Where are you from?
I grew up in Winnipeg (Treaty 1 territory) in a 1940s house built on the site of an early 19th-century experimental farm run by the Hudson's Bay Company. My ancestors were settlers from Great Britain and Iceland, and I think I have always been interested in what studying the past can tell us about the best and worst of humanity. I did an undergraduate degree in English and History at the University of Winnipeg and earned my MA and PhD in history at York University in Toronto.

When did you come to the U of L and what do you do here?
After completing post-doctoral fellowships at the University of Western Ontario and the University of Saskatchewan, I arrived at the University of Lethbridge in July 2013. My current positions at the U of L are: Canada Research Chair (Tier 2) in Child and Youth Studies, associate professor of history and co-director of the Institute for Child and Youth Studies (I-CYS). As a Canada Research Chair, I am currently working on a number of research projects, all of which ask new questions about how young people have understood and engaged with global processes and events over the past 100 years. I teach undergraduate and graduate courses in the history department and the graduate program in Cultural, Social, and Political Thought. My colleague, Dr. Jan Newberry, and I recently co-supervised the first post-doctoral fellow in the humanities at the U of L. I also work with faculty and students from across the university in my capacity as co-director of I-CYS, a multidisciplinary research institute devoted to child and youth-focused community engagement, research, and teaching.

What’s the best part of your job?
The best part of working at the University of Lethbridge is the students! I really enjoy learning from and getting to know them inside and outside the classroom, and have also watched a number of them do great work in experiential learning partnerships with groups like Opokaa'sin Early Intervention Society, the Boys and Girls Club of Lethbridge, and the Galt Museum.
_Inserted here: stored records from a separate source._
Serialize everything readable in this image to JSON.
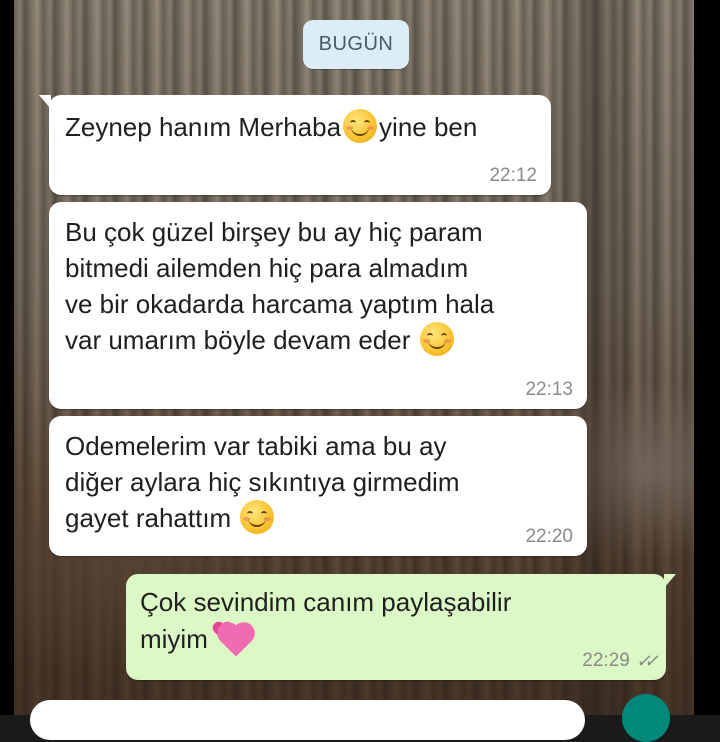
{
  "chat": {
    "date_label": "BUGÜN",
    "messages": [
      {
        "text_before": "Zeynep hanım Merhaba",
        "text_after": "yine ben",
        "emoji": "smiling-face-icon",
        "time": "22:12",
        "direction": "incoming"
      },
      {
        "text": "Bu çok güzel birşey bu ay hiç param\nbitmedi ailemden hiç para almadım\nve bir okadarda harcama yaptım hala\nvar umarım böyle devam eder ",
        "emoji": "smiling-face-icon",
        "time": "22:13",
        "direction": "incoming"
      },
      {
        "text": "Odemelerim var tabiki ama bu ay\ndiğer aylara hiç sıkıntıya girmedim\ngayet rahattım ",
        "emoji": "smiling-face-icon",
        "time": "22:20",
        "direction": "incoming"
      },
      {
        "text": "Çok sevindim canım paylaşabilir\nmiyim ",
        "emoji": "two-hearts-icon",
        "time": "22:29",
        "status": "read-double-check-icon",
        "direction": "outgoing"
      }
    ]
  },
  "colors": {
    "incoming_bubble": "#ffffff",
    "outgoing_bubble": "#dcf8c6",
    "date_pill": "#dcedf7",
    "send_button": "#00897b"
  }
}
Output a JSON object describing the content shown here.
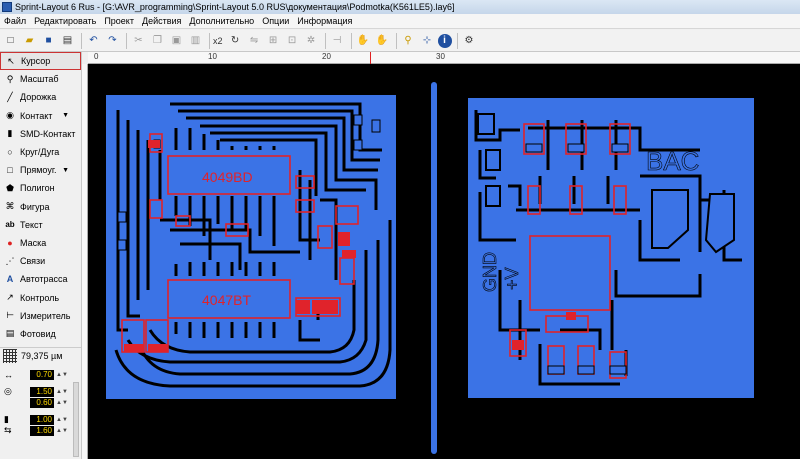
{
  "window": {
    "title": "Sprint-Layout 6 Rus - [G:\\AVR_programming\\Sprint-Layout 5.0 RUS\\документация\\Podmotka(K561LE5).lay6]"
  },
  "menu": [
    "Файл",
    "Редактировать",
    "Проект",
    "Действия",
    "Дополнительно",
    "Опции",
    "Информация"
  ],
  "toolbar": {
    "zoom_label": "x2"
  },
  "sidebar": {
    "tools": [
      {
        "label": "Курсор",
        "icon": "cursor-icon"
      },
      {
        "label": "Масштаб",
        "icon": "zoom-icon"
      },
      {
        "label": "Дорожка",
        "icon": "track-icon"
      },
      {
        "label": "Контакт",
        "icon": "pad-icon"
      },
      {
        "label": "SMD-Контакт",
        "icon": "smd-pad-icon"
      },
      {
        "label": "Круг/Дуга",
        "icon": "circle-icon"
      },
      {
        "label": "Прямоуг.",
        "icon": "rectangle-icon"
      },
      {
        "label": "Полигон",
        "icon": "polygon-icon"
      },
      {
        "label": "Фигура",
        "icon": "shape-icon"
      },
      {
        "label": "Текст",
        "icon": "text-icon"
      },
      {
        "label": "Маска",
        "icon": "mask-icon"
      },
      {
        "label": "Связи",
        "icon": "connections-icon"
      },
      {
        "label": "Автотрасса",
        "icon": "autoroute-icon"
      },
      {
        "label": "Контроль",
        "icon": "drc-icon"
      },
      {
        "label": "Измеритель",
        "icon": "measure-icon"
      },
      {
        "label": "Фотовид",
        "icon": "photoview-icon"
      }
    ],
    "grid_value": "79,375 µм",
    "params": {
      "track_width": "0.70",
      "pad_outer": "1.50",
      "pad_inner": "0.60",
      "smd_width": "1.00",
      "smd_height": "1.60"
    }
  },
  "ruler": {
    "labels": [
      "0",
      "10",
      "20",
      "30"
    ]
  },
  "board": {
    "ic1_label": "4049BD",
    "ic2_label": "4047BT",
    "vac_label": "BAC",
    "gnd_label": "GND",
    "vplus_label": "+V",
    "colors": {
      "copper": "#3b73e6",
      "silk": "#e0232b",
      "background": "#000000"
    }
  }
}
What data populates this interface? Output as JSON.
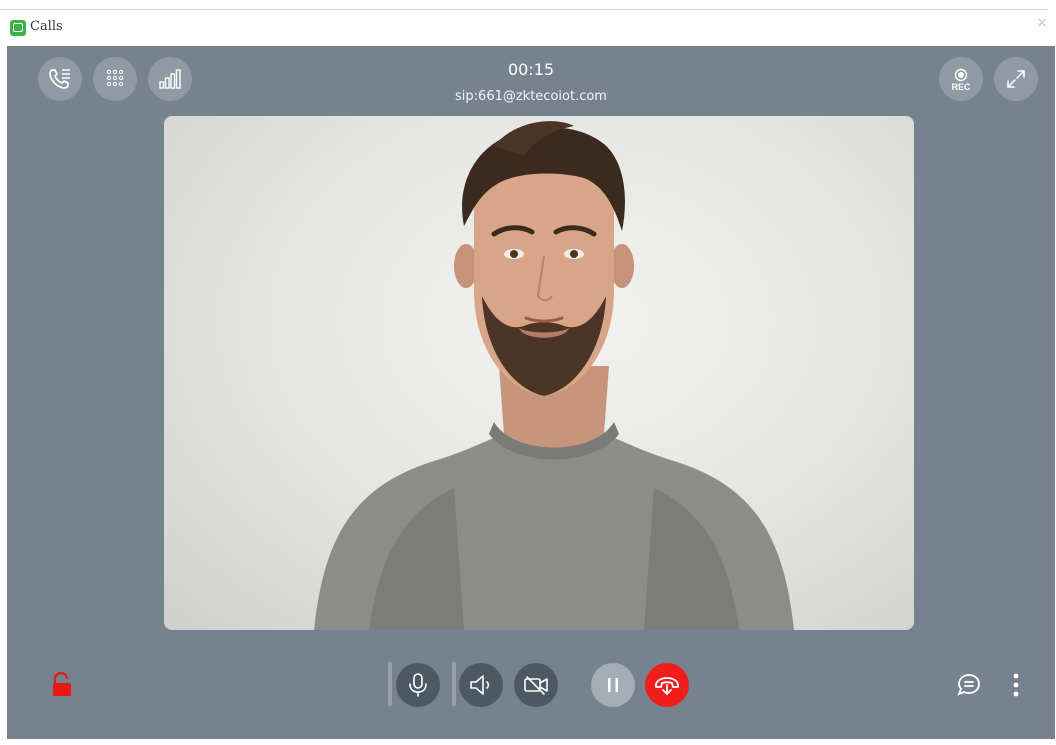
{
  "window": {
    "title": "Calls",
    "close_glyph": "×"
  },
  "call": {
    "timer": "00:15",
    "address": "sip:661@zktecoiot.com"
  },
  "icons": {
    "top_left": [
      "call-list-icon",
      "dialpad-icon",
      "signal-bars-icon"
    ],
    "top_right": [
      "record-icon",
      "fullscreen-icon"
    ],
    "bottom": [
      "unlock-icon",
      "microphone-icon",
      "speaker-icon",
      "camera-off-icon",
      "pause-icon",
      "hangup-icon",
      "chat-icon",
      "more-vertical-icon"
    ]
  },
  "record": {
    "label": "REC"
  },
  "colors": {
    "background": "#76838e",
    "hangup": "#f01d1d",
    "lock": "#e81818",
    "app_icon": "#3bb24a"
  }
}
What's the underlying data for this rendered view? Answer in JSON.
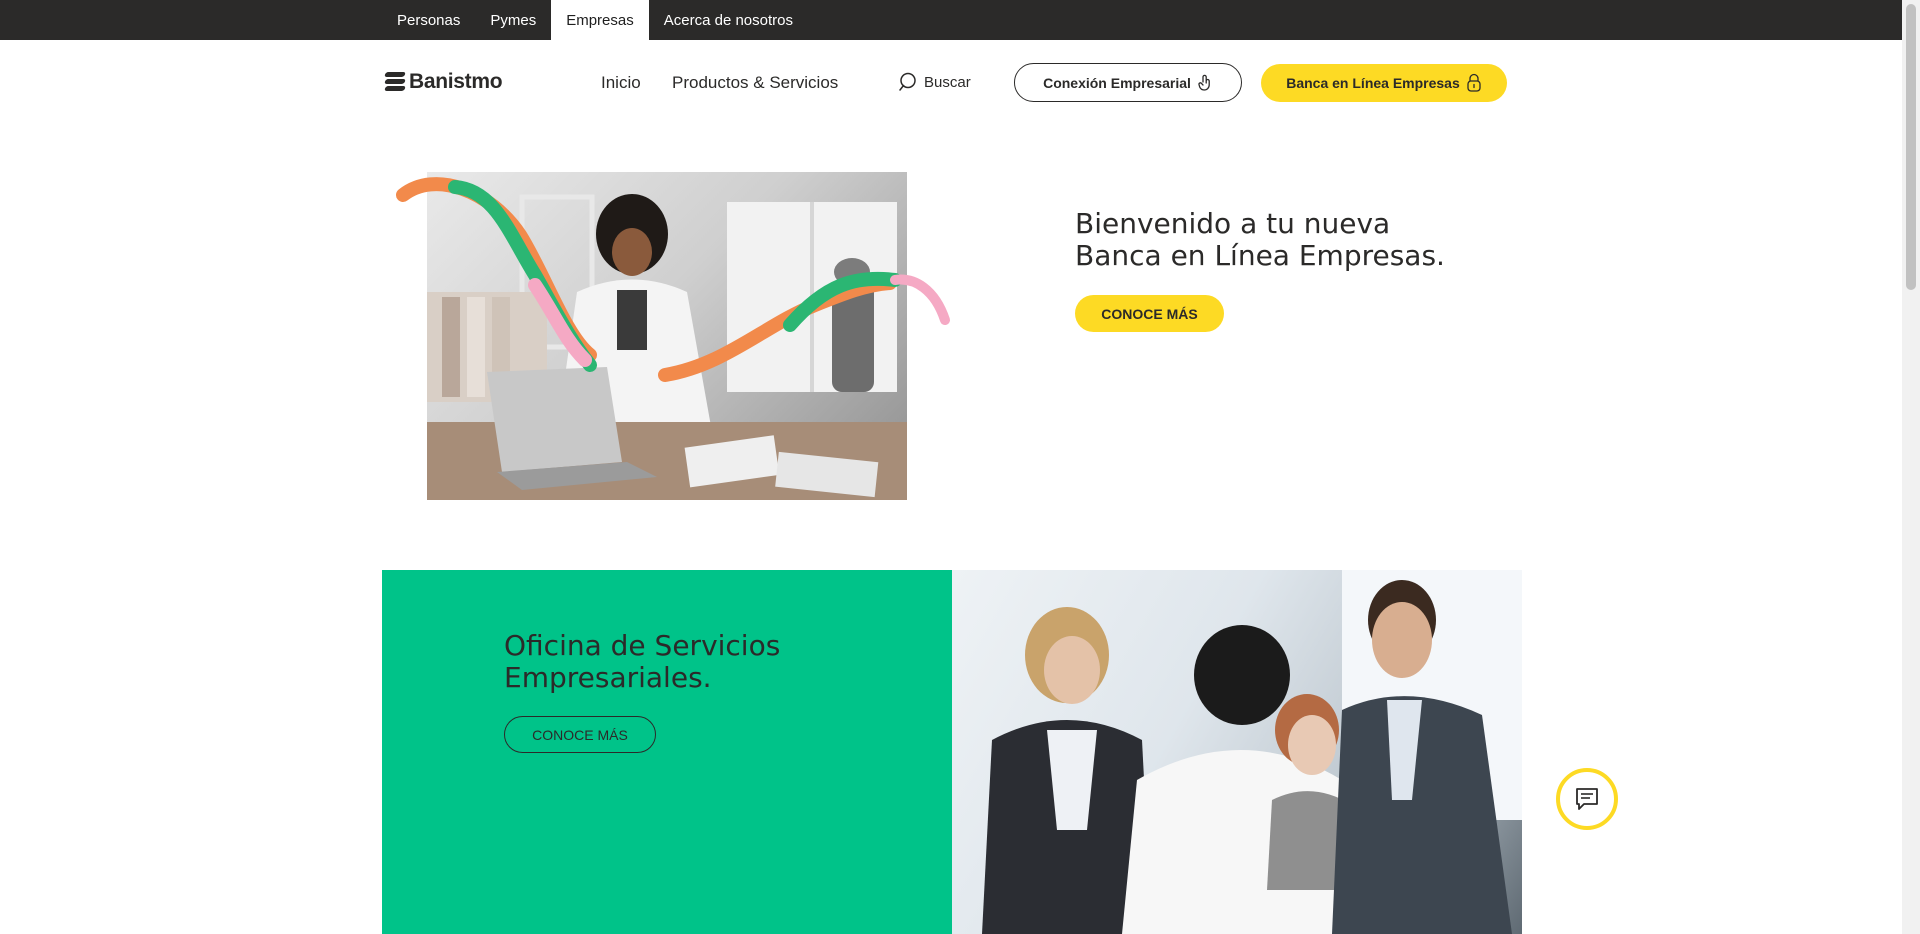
{
  "segments": [
    {
      "label": "Personas"
    },
    {
      "label": "Pymes"
    },
    {
      "label": "Empresas",
      "active": true
    },
    {
      "label": "Acerca de nosotros"
    }
  ],
  "header": {
    "logo_text": "Banistmo",
    "nav": [
      {
        "label": "Inicio"
      },
      {
        "label": "Productos & Servicios"
      }
    ],
    "search_label": "Buscar",
    "btn_connect": "Conexión Empresarial",
    "btn_banking": "Banca en Línea Empresas"
  },
  "hero": {
    "title_line1": "Bienvenido a tu nueva",
    "title_line2": "Banca en Línea Empresas.",
    "cta": "CONOCE MÁS"
  },
  "office": {
    "title_line1": "Oficina de Servicios",
    "title_line2": "Empresariales.",
    "cta": "CONOCE MÁS"
  },
  "colors": {
    "brand_yellow": "#fdda24",
    "brand_green": "#00c389",
    "topbar": "#2b2a29",
    "squiggle_orange": "#f28a4b",
    "squiggle_green": "#2bb673",
    "squiggle_pink": "#f5a9c4"
  },
  "icons": {
    "search": "search-icon",
    "connect": "touch-icon",
    "banking": "lock-icon",
    "chat": "chat-icon"
  }
}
What’s one thing most people don’t know about you?
In my early 20s, I played bass guitar in a garage band called the Switchblade Sisters.